## Instructions to follow
Go through the records and copy each line where the word "this" occurs.

## Collection entries
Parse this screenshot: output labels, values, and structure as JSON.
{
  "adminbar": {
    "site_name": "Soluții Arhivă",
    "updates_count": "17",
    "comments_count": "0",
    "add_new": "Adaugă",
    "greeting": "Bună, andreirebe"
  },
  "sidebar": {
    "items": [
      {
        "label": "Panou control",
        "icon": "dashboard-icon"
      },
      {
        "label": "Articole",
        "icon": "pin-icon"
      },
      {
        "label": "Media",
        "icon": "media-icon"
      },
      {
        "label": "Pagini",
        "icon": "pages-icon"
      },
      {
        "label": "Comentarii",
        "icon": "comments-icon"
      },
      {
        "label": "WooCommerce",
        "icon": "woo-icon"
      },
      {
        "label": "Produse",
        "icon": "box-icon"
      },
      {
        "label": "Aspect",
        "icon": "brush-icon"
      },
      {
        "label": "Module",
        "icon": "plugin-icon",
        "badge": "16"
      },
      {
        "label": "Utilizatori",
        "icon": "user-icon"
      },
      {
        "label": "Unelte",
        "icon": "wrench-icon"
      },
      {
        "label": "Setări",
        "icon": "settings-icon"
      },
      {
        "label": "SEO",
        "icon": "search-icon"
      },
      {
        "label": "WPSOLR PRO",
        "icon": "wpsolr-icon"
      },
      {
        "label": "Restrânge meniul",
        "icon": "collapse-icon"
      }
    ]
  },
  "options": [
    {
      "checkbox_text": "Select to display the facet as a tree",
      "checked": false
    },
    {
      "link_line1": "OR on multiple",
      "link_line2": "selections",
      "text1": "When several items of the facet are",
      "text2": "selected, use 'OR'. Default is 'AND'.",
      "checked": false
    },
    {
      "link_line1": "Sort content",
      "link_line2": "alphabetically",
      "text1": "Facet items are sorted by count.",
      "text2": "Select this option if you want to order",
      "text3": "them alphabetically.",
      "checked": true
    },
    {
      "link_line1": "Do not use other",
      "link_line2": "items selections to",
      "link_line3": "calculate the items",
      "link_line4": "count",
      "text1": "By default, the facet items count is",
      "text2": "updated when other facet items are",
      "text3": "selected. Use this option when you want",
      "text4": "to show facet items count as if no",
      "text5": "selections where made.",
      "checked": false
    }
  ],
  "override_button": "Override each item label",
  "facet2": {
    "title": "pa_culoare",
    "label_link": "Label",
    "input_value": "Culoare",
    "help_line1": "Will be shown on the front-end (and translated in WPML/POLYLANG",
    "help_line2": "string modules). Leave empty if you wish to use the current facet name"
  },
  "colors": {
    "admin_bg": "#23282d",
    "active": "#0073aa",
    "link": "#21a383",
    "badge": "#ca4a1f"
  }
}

## Output below
Parse this screenshot: output labels, values, and structure as JSON.
      "text2": "Select this option if you want to order",
      "text3": "selected. Use this option when you want",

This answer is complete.